Probiotics are microbial species that convey health benefits – most notably with regards to digestion.

You can find probiotics in supplement form, in foods with bacteria such as yogurt, and in fermented foods.

The problem with probiotics is that so far, nobody can really agree upon what is a recommended dose, what are the best sources, or what they’re really effective at treating.

One group is trying to change that though: the International Scientific Association for Probiotics and Prebiotics. ISAPP is an international non-profit collaboration of scientists who are dedicated to advancing the science of probiotics and prebiotics.

The group recently met to help clarify information for consumers about possible side effects, effectiveness, dosing, and validity of products. The full published consensus statement from the meeting can be accessed here.

A summary of their work was declared in the following conclusion statement about probiotics:

  • Include in the framework for definition of probiotics microbial species that have been shown in properly controlled studies to confer benefits to health
  • Any specific claim beyond “contains probiotics” must be further substantiated
  • Keep live cultures, traditionally associated with fermented foods and for which there is no evidence of a health benefit, outside the probiotic framework
  • Keep undefined, fecal microbiota transplants outside the probiotic framework

To read more about the report calling for a stricter definition of probiotics, including my comments on probiotic confusion, click here.

Sharpen Your Nutrition Skills: With a MOOC

10 Jul

Sharpen Your Nutrition Skills: With a MOOC

Is it time for you to brush up on your nutrition knowledge? If so, consider a MOOC.

Massive Open Online Courses (MOOCs) have taken center-stage in the debate about the values of distance learning. Since breaking onto the scene about 5 years ago, MOOCs have revolutionized information sharing at the higher education level.

For the most part, MOOCs tend to be free, online courses offered to large numbers of students over a short period of time. They’re generally taught by instructors from well-known institutions…meaning that essentially, you get big league knowledge on the fast and cheap.

Three of the biggest players in the MOOC arena are Coursera, Udacity, and edX – and they offer a wide range of courses, including some food and nutrition ones.

Through my position as an Assistant Clinical Professor of Nutrition at the University of California San Francisco’s graduate School of Nursing, I helped to develop and teach the first human nutrition course offering from Coursera. My class, entitled Nutrition for Health Promotion and Disease Prevention, has enrolled over 100,000 students from 100+ countries. There are continuing education credits available for Medical Doctors, Registered Nurses, Pharmacists, and Registered Dietitians.

Some of the other MOOCs I have loved and highly recommend are:

To learn more about other class options, click here for a full list of Coursera’s Food & Nutrition courses and here for Udacity’s Nutrition offerings.
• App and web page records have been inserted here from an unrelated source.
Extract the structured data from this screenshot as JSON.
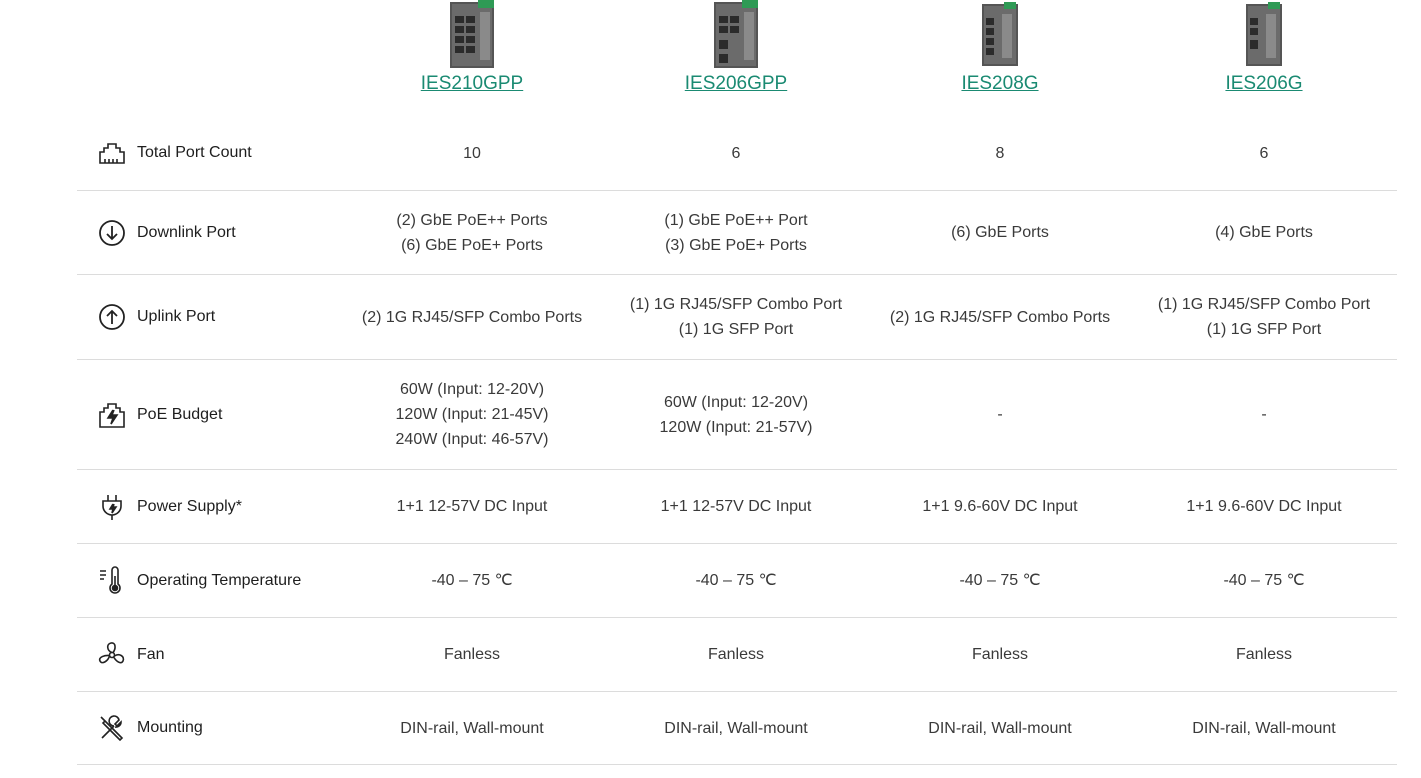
{
  "products": [
    {
      "name": "IES210GPP"
    },
    {
      "name": "IES206GPP"
    },
    {
      "name": "IES208G"
    },
    {
      "name": "IES206G"
    }
  ],
  "rows": [
    {
      "label": "Total Port Count",
      "icon": "ports-icon",
      "values": [
        [
          "10"
        ],
        [
          "6"
        ],
        [
          "8"
        ],
        [
          "6"
        ]
      ]
    },
    {
      "label": "Downlink Port",
      "icon": "downlink-arrow-icon",
      "values": [
        [
          "(2) GbE PoE++ Ports",
          "(6) GbE PoE+ Ports"
        ],
        [
          "(1) GbE PoE++ Port",
          "(3) GbE PoE+ Ports"
        ],
        [
          "(6) GbE Ports"
        ],
        [
          "(4) GbE Ports"
        ]
      ]
    },
    {
      "label": "Uplink Port",
      "icon": "uplink-arrow-icon",
      "values": [
        [
          "(2) 1G RJ45/SFP Combo Ports"
        ],
        [
          "(1) 1G RJ45/SFP Combo Port",
          "(1) 1G SFP Port"
        ],
        [
          "(2) 1G RJ45/SFP Combo Ports"
        ],
        [
          "(1) 1G RJ45/SFP Combo Port",
          "(1) 1G SFP Port"
        ]
      ]
    },
    {
      "label": "PoE Budget",
      "icon": "poe-bolt-icon",
      "values": [
        [
          "60W (Input: 12-20V)",
          "120W (Input: 21-45V)",
          "240W (Input: 46-57V)"
        ],
        [
          "60W (Input: 12-20V)",
          "120W (Input: 21-57V)"
        ],
        [
          "-"
        ],
        [
          "-"
        ]
      ]
    },
    {
      "label": "Power Supply*",
      "icon": "power-plug-icon",
      "values": [
        [
          "1+1 12-57V DC Input"
        ],
        [
          "1+1 12-57V DC Input"
        ],
        [
          "1+1 9.6-60V DC Input"
        ],
        [
          "1+1 9.6-60V DC Input"
        ]
      ]
    },
    {
      "label": "Operating Temperature",
      "icon": "thermometer-icon",
      "values": [
        [
          "-40 – 75 ℃"
        ],
        [
          "-40 – 75 ℃"
        ],
        [
          "-40 – 75 ℃"
        ],
        [
          "-40 – 75 ℃"
        ]
      ]
    },
    {
      "label": "Fan",
      "icon": "fan-icon",
      "values": [
        [
          "Fanless"
        ],
        [
          "Fanless"
        ],
        [
          "Fanless"
        ],
        [
          "Fanless"
        ]
      ]
    },
    {
      "label": "Mounting",
      "icon": "tools-icon",
      "values": [
        [
          "DIN-rail, Wall-mount"
        ],
        [
          "DIN-rail, Wall-mount"
        ],
        [
          "DIN-rail, Wall-mount"
        ],
        [
          "DIN-rail, Wall-mount"
        ]
      ]
    }
  ]
}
To read more about my MOOC, check out this month’s feature in Food & Nutrition magazine.

Bolder Flavor from Boulder Canyon

7 Jul

Bolder Flavor from Boulder Canyon

A pleasant surprise greeted me from an otherwise dismal vending machine display the other day: Boulder Canyon’s Chipotle Cheese flavor Rice & Bean Snack Chips with Adzuki Beans.

Sure, these rice and bean chips were still chips – but they were pleasantly light and crispy with a subtle flavor and impressive nutrition profile.

You don’t see a lot of adzuki beans in snack foods – but these were great, with adzuki beans beinng the 3rd ingredient on the ingredient list (after rice flour and corn starch).

Adzuki beans are popular in Japanese cooking, and they’re small and light red-brown in color. A 1/2 cup of cooked beans nets you 8.5 grams of fiber with 9 grams protein for just 110 calories…so they’re certainly a great fiber find…if you can find them.

If you can’t get the real beans, the chips are an ok runner up. A 1.5 oz serving bag (about 30 chips) of Boulder Canyon’s Chipotle Cheese chips provides:

  • 215 calories
  • 11 g fat
  • 2 g saturated fat
  • 280 mg sodium
  • 26 g carbohydrate
  • 5 g dietary fiber
  • 3 g protein

And when you’re in a pinch, I’d say they’re a satiating snack food (albeit a bit high in sodium).